Western Switzerland has seen nearly a dozen violent money truck heists since 2006, and three since the beginning of this year. Who’s behind the violence and what’s being done?
At around 7.40pm on December 2, 2019 residents in the French-speaking village of Daillens, 10km north of Lausanne, witnessed two vehicles blocking the path of a money delivery van. Several people got out of the vehicles, threatened the van driver and colleague with guns, stole their load and set fire to three vehicles before driving off.
“We were sitting down to eat when we heard a loud explosion and saw a flash,” a Daillens resident told Swiss Public Television, SRFexternal link. He and his sister thought it was an accident and were almost at the scene to offer help when they realised it was a robbery and called the police.
It’s the latest in a string of night-time robberies of cash delivery vehicles in canton Vaud in western Switzerland. There have been 11 such attacks since 2006, several of which have been violent, with the assailants shooting at and beating up the van drivers in some cases.
An investigation into the Daillens incident is still ongoing but the police believe the attacks are mostly perpetrated by organised gangs from neighbouring France.
“In general, such attacks are committed by criminals from Lyon in France or by travellers,” Vaud cantonal police spokesperson Jean-Christophe Sauterel told SRF.
Olivier Feller, a canton Vaud parliamentarian from the centre-right Radical party, believes the money transport vehicles are easy targets because they tend to be ordinary vans instead of heavy armoured trucks. Money transport is generally done at night for security reasons, and Swiss law states that vehicles heavier than 3.5 tons – which includes many armoured trucks – may not drive overnight or on Sundays due to strict noise regulations.
Feller has filed a motionexternal link in parliament to make a legal exception for money transport vehicles from the overnight ban. However, the Federal Council (Swiss executive branch) recommended against the motion on the grounds that “armoured lorries weighing less than 3.5 tons are available on the market” and that “it is therefore not necessary to provide for a new exception to the ban on Sunday and night driving, especially since it would run counter to the objective of protecting the population from the harmful effects of noise”.

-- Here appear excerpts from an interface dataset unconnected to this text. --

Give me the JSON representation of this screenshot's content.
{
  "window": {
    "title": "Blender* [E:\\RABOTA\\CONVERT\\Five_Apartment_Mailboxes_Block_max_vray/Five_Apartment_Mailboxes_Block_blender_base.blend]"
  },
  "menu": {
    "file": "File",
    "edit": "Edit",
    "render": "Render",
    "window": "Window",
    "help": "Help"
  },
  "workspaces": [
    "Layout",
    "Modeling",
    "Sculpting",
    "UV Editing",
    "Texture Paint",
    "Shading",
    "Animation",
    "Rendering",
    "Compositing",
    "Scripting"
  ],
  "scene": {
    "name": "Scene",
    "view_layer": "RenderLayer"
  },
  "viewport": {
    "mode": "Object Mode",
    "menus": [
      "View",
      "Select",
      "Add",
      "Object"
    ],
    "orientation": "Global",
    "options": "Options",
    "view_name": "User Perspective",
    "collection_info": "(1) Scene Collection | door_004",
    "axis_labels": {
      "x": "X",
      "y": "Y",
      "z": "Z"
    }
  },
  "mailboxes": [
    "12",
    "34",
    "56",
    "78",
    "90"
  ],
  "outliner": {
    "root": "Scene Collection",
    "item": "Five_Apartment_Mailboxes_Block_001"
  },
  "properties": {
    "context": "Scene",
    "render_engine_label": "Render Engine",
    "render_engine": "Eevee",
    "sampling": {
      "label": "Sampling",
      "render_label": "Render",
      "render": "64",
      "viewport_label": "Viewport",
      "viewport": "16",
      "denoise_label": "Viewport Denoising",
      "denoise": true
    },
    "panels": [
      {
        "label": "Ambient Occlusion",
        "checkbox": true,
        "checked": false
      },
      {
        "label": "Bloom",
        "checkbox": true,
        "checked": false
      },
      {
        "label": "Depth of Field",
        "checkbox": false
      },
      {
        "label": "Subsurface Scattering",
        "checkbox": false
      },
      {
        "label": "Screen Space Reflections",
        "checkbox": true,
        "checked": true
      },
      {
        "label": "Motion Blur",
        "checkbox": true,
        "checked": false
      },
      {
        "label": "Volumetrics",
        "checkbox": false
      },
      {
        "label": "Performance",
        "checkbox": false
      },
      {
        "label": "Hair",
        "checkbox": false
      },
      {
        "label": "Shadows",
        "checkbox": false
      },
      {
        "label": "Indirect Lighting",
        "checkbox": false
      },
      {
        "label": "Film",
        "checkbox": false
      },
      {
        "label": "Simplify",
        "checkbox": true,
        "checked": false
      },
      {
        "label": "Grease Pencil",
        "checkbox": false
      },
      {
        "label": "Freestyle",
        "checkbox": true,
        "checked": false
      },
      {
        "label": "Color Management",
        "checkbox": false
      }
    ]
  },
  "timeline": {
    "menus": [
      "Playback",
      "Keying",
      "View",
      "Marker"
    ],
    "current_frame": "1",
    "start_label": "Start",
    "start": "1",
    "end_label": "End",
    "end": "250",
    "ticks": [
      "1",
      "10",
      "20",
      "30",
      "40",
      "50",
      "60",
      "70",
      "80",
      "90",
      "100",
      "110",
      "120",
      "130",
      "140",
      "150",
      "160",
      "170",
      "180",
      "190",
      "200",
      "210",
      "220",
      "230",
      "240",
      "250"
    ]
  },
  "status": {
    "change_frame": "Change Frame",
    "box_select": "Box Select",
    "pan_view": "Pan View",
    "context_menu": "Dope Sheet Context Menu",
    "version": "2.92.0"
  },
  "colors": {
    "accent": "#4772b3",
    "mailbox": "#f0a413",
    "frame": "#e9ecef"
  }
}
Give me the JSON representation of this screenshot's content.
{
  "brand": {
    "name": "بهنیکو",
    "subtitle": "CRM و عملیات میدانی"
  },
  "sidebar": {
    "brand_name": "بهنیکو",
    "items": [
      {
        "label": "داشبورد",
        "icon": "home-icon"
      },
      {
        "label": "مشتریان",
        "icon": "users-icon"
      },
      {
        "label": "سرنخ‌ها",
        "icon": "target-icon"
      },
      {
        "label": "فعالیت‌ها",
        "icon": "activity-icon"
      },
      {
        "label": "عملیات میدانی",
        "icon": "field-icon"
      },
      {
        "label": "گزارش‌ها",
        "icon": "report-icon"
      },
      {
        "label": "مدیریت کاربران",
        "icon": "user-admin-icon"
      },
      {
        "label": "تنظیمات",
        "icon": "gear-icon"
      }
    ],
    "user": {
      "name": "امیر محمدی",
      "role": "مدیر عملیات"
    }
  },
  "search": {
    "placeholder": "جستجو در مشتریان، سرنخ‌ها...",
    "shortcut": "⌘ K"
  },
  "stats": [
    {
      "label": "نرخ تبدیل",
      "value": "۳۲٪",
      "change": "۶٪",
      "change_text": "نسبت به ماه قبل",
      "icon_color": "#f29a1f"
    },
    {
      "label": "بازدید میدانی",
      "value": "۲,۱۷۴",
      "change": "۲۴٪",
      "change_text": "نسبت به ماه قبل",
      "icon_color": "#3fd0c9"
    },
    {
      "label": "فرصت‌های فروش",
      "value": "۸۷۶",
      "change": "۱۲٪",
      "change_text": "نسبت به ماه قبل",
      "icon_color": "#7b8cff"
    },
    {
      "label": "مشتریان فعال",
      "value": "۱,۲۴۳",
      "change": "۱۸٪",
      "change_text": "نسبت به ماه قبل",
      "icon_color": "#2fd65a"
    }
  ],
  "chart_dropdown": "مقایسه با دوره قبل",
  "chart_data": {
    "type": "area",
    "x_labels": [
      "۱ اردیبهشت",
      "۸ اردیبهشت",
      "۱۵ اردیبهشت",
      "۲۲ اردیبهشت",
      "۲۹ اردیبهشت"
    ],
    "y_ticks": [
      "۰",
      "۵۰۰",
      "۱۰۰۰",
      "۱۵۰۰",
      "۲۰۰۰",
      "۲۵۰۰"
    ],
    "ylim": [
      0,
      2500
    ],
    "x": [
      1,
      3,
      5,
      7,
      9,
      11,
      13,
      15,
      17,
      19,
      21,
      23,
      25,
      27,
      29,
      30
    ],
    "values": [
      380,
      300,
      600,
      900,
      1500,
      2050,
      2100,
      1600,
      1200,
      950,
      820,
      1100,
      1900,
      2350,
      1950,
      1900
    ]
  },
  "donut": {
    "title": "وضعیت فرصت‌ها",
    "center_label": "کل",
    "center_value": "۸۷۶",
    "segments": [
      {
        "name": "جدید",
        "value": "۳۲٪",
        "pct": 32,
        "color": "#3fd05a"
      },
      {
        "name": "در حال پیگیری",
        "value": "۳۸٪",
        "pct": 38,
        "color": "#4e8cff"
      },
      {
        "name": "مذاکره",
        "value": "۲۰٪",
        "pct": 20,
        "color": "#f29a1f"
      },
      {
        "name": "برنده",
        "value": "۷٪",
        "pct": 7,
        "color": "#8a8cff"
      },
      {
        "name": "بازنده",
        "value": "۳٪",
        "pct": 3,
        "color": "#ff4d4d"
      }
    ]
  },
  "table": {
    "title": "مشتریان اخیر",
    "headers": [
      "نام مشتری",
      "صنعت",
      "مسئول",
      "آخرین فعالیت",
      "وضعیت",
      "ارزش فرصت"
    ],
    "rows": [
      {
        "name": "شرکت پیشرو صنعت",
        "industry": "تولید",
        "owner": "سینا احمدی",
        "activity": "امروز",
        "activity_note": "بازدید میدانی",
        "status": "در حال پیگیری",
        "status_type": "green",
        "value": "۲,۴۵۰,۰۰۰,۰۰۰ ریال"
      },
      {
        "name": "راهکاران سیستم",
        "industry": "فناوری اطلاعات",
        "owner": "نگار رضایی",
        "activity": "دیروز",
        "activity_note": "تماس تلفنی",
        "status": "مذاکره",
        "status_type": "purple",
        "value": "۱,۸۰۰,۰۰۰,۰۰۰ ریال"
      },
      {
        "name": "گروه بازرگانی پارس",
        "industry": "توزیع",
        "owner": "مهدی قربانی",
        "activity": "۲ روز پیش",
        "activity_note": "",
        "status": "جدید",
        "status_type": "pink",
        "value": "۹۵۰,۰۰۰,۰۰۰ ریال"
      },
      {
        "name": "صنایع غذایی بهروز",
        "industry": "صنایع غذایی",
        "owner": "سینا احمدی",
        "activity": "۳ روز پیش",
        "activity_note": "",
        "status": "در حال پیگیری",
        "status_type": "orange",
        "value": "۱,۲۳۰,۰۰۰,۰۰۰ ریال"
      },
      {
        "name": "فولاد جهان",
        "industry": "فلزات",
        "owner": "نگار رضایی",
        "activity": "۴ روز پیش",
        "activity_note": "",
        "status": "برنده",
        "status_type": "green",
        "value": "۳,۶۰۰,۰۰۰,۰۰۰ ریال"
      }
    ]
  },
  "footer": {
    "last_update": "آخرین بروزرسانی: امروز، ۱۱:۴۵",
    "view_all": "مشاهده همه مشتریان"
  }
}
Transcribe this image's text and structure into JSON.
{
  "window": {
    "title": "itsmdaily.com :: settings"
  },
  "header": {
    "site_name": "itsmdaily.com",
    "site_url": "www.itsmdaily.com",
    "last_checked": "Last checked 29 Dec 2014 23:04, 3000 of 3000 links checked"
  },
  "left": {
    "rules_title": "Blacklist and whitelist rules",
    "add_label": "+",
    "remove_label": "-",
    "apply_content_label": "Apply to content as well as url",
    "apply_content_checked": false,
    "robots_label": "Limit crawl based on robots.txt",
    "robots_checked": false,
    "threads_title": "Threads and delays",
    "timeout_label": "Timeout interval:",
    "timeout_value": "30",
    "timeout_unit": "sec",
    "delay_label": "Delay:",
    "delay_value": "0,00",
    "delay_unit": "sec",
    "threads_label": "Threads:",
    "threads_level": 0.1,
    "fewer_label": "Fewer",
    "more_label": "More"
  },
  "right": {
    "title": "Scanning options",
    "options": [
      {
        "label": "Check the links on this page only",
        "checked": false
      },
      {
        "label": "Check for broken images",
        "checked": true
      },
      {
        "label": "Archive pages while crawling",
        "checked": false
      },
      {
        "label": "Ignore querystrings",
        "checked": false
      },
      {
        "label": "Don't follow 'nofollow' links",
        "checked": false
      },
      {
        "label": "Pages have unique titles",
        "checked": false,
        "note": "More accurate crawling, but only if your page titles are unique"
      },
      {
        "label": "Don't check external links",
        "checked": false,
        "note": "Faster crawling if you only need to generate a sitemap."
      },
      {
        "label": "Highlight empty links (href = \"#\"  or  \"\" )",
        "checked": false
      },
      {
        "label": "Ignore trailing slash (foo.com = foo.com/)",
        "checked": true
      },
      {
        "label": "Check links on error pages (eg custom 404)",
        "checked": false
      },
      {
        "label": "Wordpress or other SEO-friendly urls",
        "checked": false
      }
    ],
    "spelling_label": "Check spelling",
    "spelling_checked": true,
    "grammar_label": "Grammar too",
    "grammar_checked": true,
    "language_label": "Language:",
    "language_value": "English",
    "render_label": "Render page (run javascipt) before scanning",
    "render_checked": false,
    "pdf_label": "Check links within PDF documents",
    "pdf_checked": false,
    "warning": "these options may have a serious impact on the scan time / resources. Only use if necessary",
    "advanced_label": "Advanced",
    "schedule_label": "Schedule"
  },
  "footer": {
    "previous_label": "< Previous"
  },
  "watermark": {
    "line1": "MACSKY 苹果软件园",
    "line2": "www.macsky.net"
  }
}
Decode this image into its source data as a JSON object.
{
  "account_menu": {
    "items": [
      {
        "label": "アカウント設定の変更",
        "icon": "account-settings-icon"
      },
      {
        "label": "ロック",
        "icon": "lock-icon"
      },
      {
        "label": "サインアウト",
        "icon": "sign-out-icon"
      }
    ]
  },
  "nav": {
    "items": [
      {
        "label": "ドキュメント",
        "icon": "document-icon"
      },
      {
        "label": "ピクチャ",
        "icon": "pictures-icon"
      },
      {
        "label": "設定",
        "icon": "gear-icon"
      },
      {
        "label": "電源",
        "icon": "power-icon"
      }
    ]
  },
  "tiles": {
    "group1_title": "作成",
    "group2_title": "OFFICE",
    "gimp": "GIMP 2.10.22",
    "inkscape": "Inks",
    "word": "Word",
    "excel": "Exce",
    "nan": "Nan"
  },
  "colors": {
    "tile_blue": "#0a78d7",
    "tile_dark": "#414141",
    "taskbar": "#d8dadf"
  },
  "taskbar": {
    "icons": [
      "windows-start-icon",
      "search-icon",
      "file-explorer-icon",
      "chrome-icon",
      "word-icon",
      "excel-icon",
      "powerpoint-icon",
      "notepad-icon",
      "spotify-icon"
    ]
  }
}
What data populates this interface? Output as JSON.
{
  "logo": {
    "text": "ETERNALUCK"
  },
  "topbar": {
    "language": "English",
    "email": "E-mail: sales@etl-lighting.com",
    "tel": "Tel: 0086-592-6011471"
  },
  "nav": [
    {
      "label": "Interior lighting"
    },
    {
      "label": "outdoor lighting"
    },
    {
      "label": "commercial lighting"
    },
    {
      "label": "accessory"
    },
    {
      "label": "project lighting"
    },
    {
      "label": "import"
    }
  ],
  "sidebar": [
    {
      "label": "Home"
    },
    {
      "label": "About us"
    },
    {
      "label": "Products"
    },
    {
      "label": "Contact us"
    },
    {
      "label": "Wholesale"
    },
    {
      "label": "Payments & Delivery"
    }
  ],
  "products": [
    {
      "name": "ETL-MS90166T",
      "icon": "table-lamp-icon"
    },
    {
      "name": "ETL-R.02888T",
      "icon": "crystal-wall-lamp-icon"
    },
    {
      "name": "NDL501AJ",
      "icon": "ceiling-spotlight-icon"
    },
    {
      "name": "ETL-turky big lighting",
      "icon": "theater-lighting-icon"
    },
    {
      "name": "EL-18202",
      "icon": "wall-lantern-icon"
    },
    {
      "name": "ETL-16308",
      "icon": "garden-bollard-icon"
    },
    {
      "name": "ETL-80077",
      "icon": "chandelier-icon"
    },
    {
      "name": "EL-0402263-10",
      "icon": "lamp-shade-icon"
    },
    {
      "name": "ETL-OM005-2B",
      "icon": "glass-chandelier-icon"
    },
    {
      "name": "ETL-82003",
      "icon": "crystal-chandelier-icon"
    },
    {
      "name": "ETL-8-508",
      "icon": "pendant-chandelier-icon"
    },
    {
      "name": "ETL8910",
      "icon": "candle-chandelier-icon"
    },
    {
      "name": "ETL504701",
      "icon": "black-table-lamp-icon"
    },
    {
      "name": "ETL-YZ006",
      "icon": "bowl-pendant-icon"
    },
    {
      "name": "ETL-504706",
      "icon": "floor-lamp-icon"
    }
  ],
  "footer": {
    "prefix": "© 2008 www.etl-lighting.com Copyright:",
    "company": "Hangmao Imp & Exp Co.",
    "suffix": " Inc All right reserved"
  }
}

Not sitting around
However, Vaud officials, under pressure from residents, cannot wait any longer for further discussions in Bern.
“These attacks are shocking and dramatic. They’re shocking for the population, for the lorry drivers, and for public safety. Now it’s up to politicians to take urgent action,” Béatrice Métraux, the Vaud minister in charge of security, told Swiss Public Television (RTS)external link.
On Wednesday she presented a plan of action to Vaud ministers for approval, which contains measures that she hopes will dissuade criminals. These include ensuring that security firms only use heavily armoured vehicles to transport money and other valuables, that a limit is placed on the value of articles transported and that all valuables are automatically destroyed in the vehicle in the event of a hold-up.
Métraux says police patrols are also being strengthened in canton Vaud and at the border. Meetings are planned with security firms active in the region to discuss the proposals.
Observers say the crux of the problem is that canton Vaud has become a hub for money transporter companies but that in Switzerland their activities are not properly regulated, unlike in neighbouring countries like France.
Métraux acknowledged that the canton had become a popular place for security firms – and criminals – and it was therefore urgent to act quickly.
“Vaud is the largest canton [by population in French-speaking Switzerland] and all the roads that cross French-speaking Switzerland pass through it. It is therefore also an attractive location for companies that come to settle there,” she told swissinfo.ch.
“It also seems obvious that Switzerland is becoming a privileged target since the surrounding countries have taken measures, which Switzerland has not done. It is for this reason that the Vaud government considers it urgent to act today to guarantee public safety.”
Thieves stole more than CHF4.5 million from a money van on July 1 in Thunstetten, canton Bern, the Federal Court reported on Fridayexternal link.
The heist allegedly occurred with the complicity of the van driver, who admitted helping thieves transfer the money to another vehicle. The driver was arrested on August 14 and placed in pre-trial detention for three months at the request of Solothurn Attorney General's Office. The Federal Court confirmed on Friday that the man must remain in pre-trial detention until February 2020.
Meanwhile, an investigation continues into the theft focusing on six people. The money has still not been found. But the driver and his alleged accomplice, who is in detention in the Czech Republic, are suspected of having given the money to a third person. A separate investigation into individuals who allegedly concealed the stolen money also continues.end of infobox